The standard model for undergraduate research has a lot going for it, says Graham Hatfull, chair of the biology department at the University of Pittsburgh (Pitt). Students spend a summer or two doing a research project, often get drawn in by the experience of first-hand discovery, and sometimes go on to graduate or medical school. “It’s all positive,” he says. But there is room for improvement at many institutions, he adds: “The concern that we have is that it lacks community."
With support from HHMI, Hatfull and his colleagues have been working to bring that crucial element into undergraduate research. Rather than placing students in labs and leaving them alone for the summer, the program is structured so students can continually learn from one another. A portion of the university’s latest HHMI grant—which will also help improve how science is taught—will be used to expand students’ opportunities for mentorship and peer-to-peer support.
Students start the summer with a two-week workshop, where they learn basic techniques in molecular biology. Then they split off to work in the research labs where they’ll spend the summer. They have formal and informal opportunities to discuss their research with peers and get valuable feedback. In pairs, they go to regular mentoring sessions, where they talk about issues such as how to help someone learn a technique or how to resolve conflicts. Hatfull says it is part of developing successful members of the research community. "I think that with the opportunity to do a cutting-edge research project comes the responsibility to serve as an educator,” he says, adding that becoming an educator often starts with becoming a mentor.

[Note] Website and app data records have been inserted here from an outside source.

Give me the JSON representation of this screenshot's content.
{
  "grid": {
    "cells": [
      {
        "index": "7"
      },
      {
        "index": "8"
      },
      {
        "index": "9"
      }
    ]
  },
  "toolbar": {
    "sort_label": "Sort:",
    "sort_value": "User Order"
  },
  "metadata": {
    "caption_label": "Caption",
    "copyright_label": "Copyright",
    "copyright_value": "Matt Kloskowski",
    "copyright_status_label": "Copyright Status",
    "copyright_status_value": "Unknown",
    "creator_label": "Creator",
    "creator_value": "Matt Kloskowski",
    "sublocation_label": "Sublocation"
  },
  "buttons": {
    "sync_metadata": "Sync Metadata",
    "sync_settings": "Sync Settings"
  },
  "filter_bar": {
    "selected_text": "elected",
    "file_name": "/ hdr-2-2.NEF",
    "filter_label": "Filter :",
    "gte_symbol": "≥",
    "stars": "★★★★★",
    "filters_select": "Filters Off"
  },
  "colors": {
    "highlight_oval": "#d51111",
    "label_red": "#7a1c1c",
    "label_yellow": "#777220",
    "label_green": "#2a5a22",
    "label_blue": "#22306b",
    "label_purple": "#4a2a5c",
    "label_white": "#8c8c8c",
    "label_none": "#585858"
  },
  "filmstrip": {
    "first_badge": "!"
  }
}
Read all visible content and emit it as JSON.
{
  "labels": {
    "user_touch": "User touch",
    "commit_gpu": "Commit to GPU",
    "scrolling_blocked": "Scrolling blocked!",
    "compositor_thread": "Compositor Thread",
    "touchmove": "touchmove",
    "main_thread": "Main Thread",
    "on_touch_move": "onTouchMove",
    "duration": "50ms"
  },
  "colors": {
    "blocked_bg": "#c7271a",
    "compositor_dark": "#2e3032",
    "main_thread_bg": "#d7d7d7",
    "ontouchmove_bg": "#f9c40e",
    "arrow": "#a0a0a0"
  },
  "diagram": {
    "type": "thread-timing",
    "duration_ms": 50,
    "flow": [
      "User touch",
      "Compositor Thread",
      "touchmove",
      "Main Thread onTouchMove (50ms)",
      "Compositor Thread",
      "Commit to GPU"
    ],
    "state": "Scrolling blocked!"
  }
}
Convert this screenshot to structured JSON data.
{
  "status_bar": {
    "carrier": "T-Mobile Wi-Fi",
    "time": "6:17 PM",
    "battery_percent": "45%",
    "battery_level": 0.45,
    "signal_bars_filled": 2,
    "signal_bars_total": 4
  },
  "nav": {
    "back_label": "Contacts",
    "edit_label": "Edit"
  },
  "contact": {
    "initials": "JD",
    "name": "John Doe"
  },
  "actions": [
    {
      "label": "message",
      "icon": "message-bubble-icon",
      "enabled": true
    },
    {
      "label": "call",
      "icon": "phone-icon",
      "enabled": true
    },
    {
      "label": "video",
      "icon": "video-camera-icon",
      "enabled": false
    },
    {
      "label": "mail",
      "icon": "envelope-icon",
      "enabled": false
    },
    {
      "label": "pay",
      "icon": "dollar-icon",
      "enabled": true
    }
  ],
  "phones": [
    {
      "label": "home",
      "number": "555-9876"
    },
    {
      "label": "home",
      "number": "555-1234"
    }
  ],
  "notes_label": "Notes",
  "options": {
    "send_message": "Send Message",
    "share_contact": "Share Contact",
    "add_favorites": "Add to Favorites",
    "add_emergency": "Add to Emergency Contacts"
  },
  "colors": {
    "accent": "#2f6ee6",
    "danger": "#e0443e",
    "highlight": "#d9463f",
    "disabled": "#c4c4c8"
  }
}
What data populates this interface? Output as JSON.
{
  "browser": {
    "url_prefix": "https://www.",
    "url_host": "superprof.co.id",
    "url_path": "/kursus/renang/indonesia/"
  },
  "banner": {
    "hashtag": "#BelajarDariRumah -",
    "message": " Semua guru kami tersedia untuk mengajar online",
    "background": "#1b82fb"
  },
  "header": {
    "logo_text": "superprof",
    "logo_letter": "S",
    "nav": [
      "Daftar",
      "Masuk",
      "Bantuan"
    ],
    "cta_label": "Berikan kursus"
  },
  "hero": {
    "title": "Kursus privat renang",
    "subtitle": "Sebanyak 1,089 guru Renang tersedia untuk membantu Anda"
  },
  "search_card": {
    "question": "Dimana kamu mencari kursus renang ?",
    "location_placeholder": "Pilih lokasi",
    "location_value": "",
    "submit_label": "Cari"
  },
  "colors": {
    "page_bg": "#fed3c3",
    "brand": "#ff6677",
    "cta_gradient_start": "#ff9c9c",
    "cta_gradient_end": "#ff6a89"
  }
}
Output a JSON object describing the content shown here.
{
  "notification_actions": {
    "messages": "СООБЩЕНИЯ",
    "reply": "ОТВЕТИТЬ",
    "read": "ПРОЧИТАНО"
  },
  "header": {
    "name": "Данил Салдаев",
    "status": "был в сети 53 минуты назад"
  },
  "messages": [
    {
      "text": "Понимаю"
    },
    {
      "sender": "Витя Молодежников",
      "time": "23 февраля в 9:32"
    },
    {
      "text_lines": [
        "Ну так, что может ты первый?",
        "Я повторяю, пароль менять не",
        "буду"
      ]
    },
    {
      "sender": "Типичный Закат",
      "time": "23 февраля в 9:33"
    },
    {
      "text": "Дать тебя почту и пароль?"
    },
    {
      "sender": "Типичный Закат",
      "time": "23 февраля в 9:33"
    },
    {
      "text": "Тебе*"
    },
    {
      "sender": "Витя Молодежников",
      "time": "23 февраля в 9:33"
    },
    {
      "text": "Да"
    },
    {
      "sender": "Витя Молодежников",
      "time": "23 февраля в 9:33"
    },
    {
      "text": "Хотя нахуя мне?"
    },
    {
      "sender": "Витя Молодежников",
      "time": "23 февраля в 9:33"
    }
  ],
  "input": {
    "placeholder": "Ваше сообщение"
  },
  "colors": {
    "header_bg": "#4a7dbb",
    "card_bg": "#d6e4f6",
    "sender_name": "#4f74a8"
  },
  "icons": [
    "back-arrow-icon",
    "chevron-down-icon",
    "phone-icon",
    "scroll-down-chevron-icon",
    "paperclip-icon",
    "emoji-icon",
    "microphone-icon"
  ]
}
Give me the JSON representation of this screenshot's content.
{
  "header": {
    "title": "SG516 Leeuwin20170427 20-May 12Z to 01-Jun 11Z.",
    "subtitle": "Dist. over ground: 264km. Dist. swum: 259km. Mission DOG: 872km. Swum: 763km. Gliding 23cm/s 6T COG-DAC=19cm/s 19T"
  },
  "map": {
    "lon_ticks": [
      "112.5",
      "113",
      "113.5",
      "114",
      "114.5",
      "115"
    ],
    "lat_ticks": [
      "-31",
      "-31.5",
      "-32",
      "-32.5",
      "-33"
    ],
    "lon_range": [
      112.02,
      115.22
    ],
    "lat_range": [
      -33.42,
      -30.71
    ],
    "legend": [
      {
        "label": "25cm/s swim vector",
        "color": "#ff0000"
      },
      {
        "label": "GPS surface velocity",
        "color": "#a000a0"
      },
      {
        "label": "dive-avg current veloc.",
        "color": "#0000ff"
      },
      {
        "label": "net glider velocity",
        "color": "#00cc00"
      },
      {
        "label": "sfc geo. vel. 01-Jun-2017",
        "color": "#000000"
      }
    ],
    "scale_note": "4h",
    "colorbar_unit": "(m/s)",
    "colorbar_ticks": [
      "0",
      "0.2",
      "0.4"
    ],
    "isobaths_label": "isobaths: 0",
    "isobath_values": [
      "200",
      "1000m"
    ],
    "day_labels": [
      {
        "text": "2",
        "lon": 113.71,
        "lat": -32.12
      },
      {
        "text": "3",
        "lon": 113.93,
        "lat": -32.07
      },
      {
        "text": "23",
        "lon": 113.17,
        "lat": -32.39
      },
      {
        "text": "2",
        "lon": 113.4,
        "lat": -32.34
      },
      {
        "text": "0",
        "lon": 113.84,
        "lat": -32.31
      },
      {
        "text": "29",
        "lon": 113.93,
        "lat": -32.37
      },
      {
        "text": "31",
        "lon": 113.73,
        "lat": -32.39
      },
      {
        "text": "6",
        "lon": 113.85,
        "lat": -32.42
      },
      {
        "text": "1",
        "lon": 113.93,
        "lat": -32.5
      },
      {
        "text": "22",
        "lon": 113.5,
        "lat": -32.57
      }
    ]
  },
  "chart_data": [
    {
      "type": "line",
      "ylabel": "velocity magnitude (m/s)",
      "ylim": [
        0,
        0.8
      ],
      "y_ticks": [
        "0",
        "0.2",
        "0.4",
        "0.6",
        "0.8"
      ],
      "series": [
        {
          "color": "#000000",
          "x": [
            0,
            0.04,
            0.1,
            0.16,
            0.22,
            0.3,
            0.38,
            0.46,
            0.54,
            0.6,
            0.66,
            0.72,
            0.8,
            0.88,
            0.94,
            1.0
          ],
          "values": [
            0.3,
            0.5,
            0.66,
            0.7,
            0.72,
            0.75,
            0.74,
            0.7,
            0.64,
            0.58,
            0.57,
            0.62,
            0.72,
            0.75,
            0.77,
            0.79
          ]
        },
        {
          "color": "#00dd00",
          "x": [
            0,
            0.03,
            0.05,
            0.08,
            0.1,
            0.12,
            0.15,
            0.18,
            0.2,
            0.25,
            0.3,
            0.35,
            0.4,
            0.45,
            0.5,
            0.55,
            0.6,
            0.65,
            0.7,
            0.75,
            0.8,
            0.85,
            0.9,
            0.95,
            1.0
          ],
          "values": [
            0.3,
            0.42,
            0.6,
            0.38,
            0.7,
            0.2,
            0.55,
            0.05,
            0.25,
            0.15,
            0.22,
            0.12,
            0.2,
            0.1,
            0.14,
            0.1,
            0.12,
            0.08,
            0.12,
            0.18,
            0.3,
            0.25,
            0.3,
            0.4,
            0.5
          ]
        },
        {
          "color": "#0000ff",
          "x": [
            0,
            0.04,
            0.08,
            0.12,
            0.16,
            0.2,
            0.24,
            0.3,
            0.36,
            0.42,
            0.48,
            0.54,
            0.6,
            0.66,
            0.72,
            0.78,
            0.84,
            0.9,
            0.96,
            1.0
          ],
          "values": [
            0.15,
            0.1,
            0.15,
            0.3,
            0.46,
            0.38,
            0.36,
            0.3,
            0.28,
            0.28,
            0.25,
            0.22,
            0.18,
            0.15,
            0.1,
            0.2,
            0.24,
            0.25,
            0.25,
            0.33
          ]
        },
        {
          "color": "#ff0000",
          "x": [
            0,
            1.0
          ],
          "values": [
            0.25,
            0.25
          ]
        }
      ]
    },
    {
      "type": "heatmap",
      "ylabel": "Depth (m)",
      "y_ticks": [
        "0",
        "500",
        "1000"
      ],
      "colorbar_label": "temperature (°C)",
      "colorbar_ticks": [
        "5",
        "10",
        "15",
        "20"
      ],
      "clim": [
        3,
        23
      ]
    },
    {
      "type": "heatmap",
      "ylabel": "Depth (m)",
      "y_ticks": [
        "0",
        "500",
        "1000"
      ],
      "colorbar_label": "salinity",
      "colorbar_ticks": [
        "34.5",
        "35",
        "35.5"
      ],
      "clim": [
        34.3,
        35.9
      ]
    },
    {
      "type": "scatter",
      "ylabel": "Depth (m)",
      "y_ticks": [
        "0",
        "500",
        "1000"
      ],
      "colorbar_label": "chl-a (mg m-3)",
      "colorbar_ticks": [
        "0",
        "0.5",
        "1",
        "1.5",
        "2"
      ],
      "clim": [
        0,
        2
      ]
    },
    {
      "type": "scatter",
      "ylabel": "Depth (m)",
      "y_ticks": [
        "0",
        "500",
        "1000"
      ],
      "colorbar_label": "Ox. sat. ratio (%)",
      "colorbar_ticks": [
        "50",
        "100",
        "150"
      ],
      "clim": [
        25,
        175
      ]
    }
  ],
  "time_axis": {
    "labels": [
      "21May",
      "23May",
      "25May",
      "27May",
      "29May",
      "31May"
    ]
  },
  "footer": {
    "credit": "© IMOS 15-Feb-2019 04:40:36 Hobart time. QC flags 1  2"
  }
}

The fabric of community created in Pitt’s summer program will now stretch into the academic year, where students will work under the mentorship of a postdoctoral researcher in a new facility dedicated to undergraduate research. The teams of students will work toward a common research goal—aligned with the research interests of the mentoring postdoc. The approach enables students to bring their interests and skills to an interdisciplinary setting, where they are encouraged to share ideas and solve problems together. Students benefit, and the postdoc gains experience teaching undergraduates and running a research team.